* **Task inputs**
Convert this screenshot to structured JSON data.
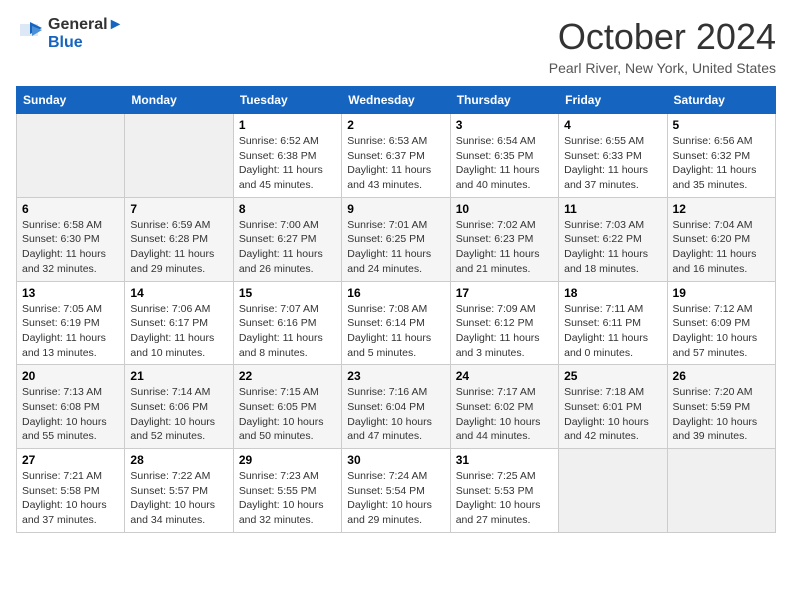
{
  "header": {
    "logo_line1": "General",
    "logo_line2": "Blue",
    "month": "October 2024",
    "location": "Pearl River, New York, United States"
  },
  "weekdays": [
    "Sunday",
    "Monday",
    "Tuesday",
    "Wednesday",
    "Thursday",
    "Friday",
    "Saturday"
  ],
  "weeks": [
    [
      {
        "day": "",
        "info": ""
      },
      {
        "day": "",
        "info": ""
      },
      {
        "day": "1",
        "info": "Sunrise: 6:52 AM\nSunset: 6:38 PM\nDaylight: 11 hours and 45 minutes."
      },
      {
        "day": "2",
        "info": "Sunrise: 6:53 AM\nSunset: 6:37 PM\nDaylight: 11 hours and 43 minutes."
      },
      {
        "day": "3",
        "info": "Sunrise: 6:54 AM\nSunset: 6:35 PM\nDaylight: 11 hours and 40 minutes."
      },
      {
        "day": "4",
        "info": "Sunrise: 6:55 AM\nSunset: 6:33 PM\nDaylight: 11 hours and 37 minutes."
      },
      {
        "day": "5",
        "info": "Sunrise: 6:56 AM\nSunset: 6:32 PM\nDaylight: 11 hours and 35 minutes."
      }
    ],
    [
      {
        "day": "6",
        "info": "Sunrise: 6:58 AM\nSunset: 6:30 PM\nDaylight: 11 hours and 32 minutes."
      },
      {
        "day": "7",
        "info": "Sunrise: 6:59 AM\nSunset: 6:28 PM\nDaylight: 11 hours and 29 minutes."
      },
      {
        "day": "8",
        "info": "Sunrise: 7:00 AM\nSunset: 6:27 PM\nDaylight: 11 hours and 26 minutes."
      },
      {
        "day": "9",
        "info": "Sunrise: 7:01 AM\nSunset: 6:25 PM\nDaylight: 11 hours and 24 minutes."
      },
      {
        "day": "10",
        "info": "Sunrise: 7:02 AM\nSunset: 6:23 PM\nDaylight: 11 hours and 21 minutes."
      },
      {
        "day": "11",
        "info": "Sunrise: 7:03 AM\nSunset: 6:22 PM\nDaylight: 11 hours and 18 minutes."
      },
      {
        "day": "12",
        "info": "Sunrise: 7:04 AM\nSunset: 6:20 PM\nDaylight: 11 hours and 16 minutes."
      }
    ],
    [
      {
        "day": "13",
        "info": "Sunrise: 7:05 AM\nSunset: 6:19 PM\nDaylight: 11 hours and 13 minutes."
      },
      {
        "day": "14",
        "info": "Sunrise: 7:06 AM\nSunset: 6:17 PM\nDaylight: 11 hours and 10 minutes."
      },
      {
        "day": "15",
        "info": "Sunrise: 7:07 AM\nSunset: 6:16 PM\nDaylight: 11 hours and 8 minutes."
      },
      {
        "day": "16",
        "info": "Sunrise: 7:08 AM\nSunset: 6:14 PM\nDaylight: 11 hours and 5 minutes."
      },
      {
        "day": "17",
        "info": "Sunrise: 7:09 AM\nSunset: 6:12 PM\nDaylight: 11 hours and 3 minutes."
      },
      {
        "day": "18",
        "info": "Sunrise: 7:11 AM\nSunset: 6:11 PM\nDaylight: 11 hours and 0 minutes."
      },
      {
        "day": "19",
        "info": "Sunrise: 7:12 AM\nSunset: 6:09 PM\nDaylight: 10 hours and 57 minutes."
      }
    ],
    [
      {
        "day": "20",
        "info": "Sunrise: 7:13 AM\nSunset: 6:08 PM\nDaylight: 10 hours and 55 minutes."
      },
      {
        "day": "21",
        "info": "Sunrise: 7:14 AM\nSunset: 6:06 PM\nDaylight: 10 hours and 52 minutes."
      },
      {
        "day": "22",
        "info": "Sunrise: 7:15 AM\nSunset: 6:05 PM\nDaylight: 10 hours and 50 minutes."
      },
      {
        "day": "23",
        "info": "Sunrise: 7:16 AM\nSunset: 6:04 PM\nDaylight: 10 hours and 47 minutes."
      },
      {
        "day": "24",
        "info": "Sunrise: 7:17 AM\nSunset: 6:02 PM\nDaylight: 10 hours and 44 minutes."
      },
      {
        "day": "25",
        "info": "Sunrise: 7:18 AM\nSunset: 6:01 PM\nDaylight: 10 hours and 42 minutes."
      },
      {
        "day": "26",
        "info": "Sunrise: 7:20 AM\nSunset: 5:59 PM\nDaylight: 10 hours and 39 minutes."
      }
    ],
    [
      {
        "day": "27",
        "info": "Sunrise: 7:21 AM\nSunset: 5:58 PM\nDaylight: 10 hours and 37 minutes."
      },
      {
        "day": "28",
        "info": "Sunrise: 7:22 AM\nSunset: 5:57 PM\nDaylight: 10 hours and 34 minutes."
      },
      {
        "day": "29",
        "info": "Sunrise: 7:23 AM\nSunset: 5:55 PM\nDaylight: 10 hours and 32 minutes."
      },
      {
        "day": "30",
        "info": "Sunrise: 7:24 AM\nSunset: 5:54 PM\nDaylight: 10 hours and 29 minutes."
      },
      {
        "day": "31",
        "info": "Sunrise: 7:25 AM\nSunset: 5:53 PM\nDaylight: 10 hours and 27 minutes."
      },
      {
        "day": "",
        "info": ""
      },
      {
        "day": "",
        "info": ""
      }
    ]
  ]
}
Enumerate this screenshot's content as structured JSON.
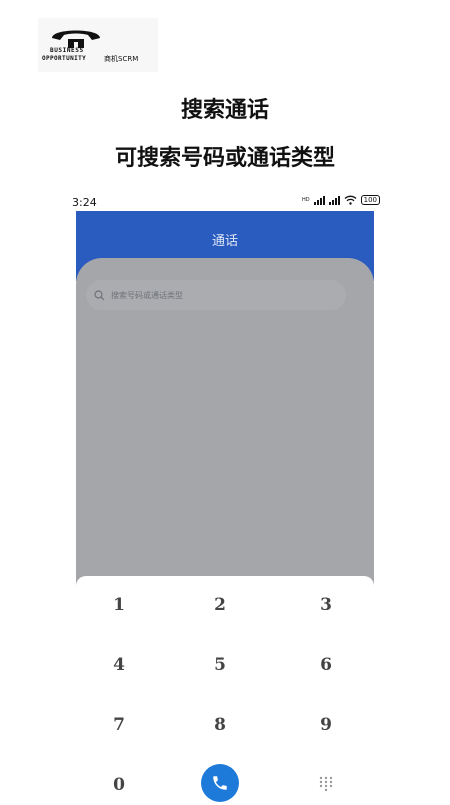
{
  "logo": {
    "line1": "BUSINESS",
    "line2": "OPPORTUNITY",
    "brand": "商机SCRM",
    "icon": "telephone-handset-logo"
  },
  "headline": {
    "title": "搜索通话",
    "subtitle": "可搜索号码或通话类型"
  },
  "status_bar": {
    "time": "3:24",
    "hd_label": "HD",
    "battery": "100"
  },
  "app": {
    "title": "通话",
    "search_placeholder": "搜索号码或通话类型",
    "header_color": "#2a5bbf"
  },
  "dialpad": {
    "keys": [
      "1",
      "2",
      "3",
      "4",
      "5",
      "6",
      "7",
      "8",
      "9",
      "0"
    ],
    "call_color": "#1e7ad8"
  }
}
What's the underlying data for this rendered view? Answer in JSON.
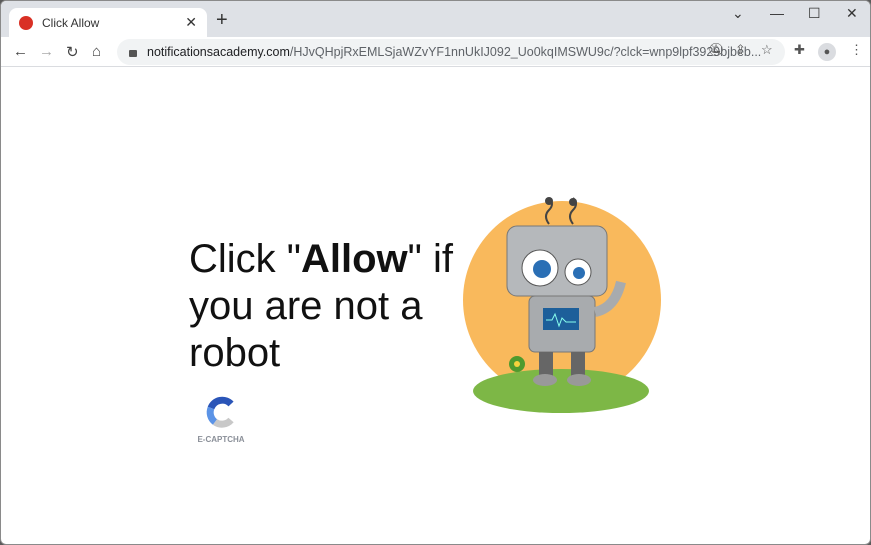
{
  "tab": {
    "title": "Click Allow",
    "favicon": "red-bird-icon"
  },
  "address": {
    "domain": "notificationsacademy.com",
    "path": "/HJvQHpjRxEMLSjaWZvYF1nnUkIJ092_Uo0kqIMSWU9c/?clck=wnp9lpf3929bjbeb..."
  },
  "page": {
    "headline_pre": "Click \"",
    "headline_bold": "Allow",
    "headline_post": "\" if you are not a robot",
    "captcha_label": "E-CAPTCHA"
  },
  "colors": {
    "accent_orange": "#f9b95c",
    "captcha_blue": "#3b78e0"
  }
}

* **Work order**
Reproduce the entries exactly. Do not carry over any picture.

* **Output for this task**
Convert this screenshot to structured JSON data.
{
  "header": {
    "logo_line1": "General",
    "logo_line2": "Blue",
    "month": "October 2024",
    "location": "Pearl River, New York, United States"
  },
  "weekdays": [
    "Sunday",
    "Monday",
    "Tuesday",
    "Wednesday",
    "Thursday",
    "Friday",
    "Saturday"
  ],
  "weeks": [
    [
      {
        "day": "",
        "info": ""
      },
      {
        "day": "",
        "info": ""
      },
      {
        "day": "1",
        "info": "Sunrise: 6:52 AM\nSunset: 6:38 PM\nDaylight: 11 hours and 45 minutes."
      },
      {
        "day": "2",
        "info": "Sunrise: 6:53 AM\nSunset: 6:37 PM\nDaylight: 11 hours and 43 minutes."
      },
      {
        "day": "3",
        "info": "Sunrise: 6:54 AM\nSunset: 6:35 PM\nDaylight: 11 hours and 40 minutes."
      },
      {
        "day": "4",
        "info": "Sunrise: 6:55 AM\nSunset: 6:33 PM\nDaylight: 11 hours and 37 minutes."
      },
      {
        "day": "5",
        "info": "Sunrise: 6:56 AM\nSunset: 6:32 PM\nDaylight: 11 hours and 35 minutes."
      }
    ],
    [
      {
        "day": "6",
        "info": "Sunrise: 6:58 AM\nSunset: 6:30 PM\nDaylight: 11 hours and 32 minutes."
      },
      {
        "day": "7",
        "info": "Sunrise: 6:59 AM\nSunset: 6:28 PM\nDaylight: 11 hours and 29 minutes."
      },
      {
        "day": "8",
        "info": "Sunrise: 7:00 AM\nSunset: 6:27 PM\nDaylight: 11 hours and 26 minutes."
      },
      {
        "day": "9",
        "info": "Sunrise: 7:01 AM\nSunset: 6:25 PM\nDaylight: 11 hours and 24 minutes."
      },
      {
        "day": "10",
        "info": "Sunrise: 7:02 AM\nSunset: 6:23 PM\nDaylight: 11 hours and 21 minutes."
      },
      {
        "day": "11",
        "info": "Sunrise: 7:03 AM\nSunset: 6:22 PM\nDaylight: 11 hours and 18 minutes."
      },
      {
        "day": "12",
        "info": "Sunrise: 7:04 AM\nSunset: 6:20 PM\nDaylight: 11 hours and 16 minutes."
      }
    ],
    [
      {
        "day": "13",
        "info": "Sunrise: 7:05 AM\nSunset: 6:19 PM\nDaylight: 11 hours and 13 minutes."
      },
      {
        "day": "14",
        "info": "Sunrise: 7:06 AM\nSunset: 6:17 PM\nDaylight: 11 hours and 10 minutes."
      },
      {
        "day": "15",
        "info": "Sunrise: 7:07 AM\nSunset: 6:16 PM\nDaylight: 11 hours and 8 minutes."
      },
      {
        "day": "16",
        "info": "Sunrise: 7:08 AM\nSunset: 6:14 PM\nDaylight: 11 hours and 5 minutes."
      },
      {
        "day": "17",
        "info": "Sunrise: 7:09 AM\nSunset: 6:12 PM\nDaylight: 11 hours and 3 minutes."
      },
      {
        "day": "18",
        "info": "Sunrise: 7:11 AM\nSunset: 6:11 PM\nDaylight: 11 hours and 0 minutes."
      },
      {
        "day": "19",
        "info": "Sunrise: 7:12 AM\nSunset: 6:09 PM\nDaylight: 10 hours and 57 minutes."
      }
    ],
    [
      {
        "day": "20",
        "info": "Sunrise: 7:13 AM\nSunset: 6:08 PM\nDaylight: 10 hours and 55 minutes."
      },
      {
        "day": "21",
        "info": "Sunrise: 7:14 AM\nSunset: 6:06 PM\nDaylight: 10 hours and 52 minutes."
      },
      {
        "day": "22",
        "info": "Sunrise: 7:15 AM\nSunset: 6:05 PM\nDaylight: 10 hours and 50 minutes."
      },
      {
        "day": "23",
        "info": "Sunrise: 7:16 AM\nSunset: 6:04 PM\nDaylight: 10 hours and 47 minutes."
      },
      {
        "day": "24",
        "info": "Sunrise: 7:17 AM\nSunset: 6:02 PM\nDaylight: 10 hours and 44 minutes."
      },
      {
        "day": "25",
        "info": "Sunrise: 7:18 AM\nSunset: 6:01 PM\nDaylight: 10 hours and 42 minutes."
      },
      {
        "day": "26",
        "info": "Sunrise: 7:20 AM\nSunset: 5:59 PM\nDaylight: 10 hours and 39 minutes."
      }
    ],
    [
      {
        "day": "27",
        "info": "Sunrise: 7:21 AM\nSunset: 5:58 PM\nDaylight: 10 hours and 37 minutes."
      },
      {
        "day": "28",
        "info": "Sunrise: 7:22 AM\nSunset: 5:57 PM\nDaylight: 10 hours and 34 minutes."
      },
      {
        "day": "29",
        "info": "Sunrise: 7:23 AM\nSunset: 5:55 PM\nDaylight: 10 hours and 32 minutes."
      },
      {
        "day": "30",
        "info": "Sunrise: 7:24 AM\nSunset: 5:54 PM\nDaylight: 10 hours and 29 minutes."
      },
      {
        "day": "31",
        "info": "Sunrise: 7:25 AM\nSunset: 5:53 PM\nDaylight: 10 hours and 27 minutes."
      },
      {
        "day": "",
        "info": ""
      },
      {
        "day": "",
        "info": ""
      }
    ]
  ]
}
Enumerate this screenshot's content as structured JSON.
{
  "logo": {
    "line1": "BUSINESS",
    "line2": "OPPORTUNITY",
    "brand": "商机SCRM",
    "icon": "telephone-handset-logo"
  },
  "headline": {
    "title": "搜索通话",
    "subtitle": "可搜索号码或通话类型"
  },
  "status_bar": {
    "time": "3:24",
    "hd_label": "HD",
    "battery": "100"
  },
  "app": {
    "title": "通话",
    "search_placeholder": "搜索号码或通话类型",
    "header_color": "#2a5bbf"
  },
  "dialpad": {
    "keys": [
      "1",
      "2",
      "3",
      "4",
      "5",
      "6",
      "7",
      "8",
      "9",
      "0"
    ],
    "call_color": "#1e7ad8"
  }
}
What's the underlying data for this rendered view? Answer in JSON.
{
  "tab": {
    "title": "Click Allow",
    "favicon": "red-bird-icon"
  },
  "address": {
    "domain": "notificationsacademy.com",
    "path": "/HJvQHpjRxEMLSjaWZvYF1nnUkIJ092_Uo0kqIMSWU9c/?clck=wnp9lpf3929bjbeb..."
  },
  "page": {
    "headline_pre": "Click \"",
    "headline_bold": "Allow",
    "headline_post": "\" if you are not a robot",
    "captcha_label": "E-CAPTCHA"
  },
  "colors": {
    "accent_orange": "#f9b95c",
    "captcha_blue": "#3b78e0"
  }
}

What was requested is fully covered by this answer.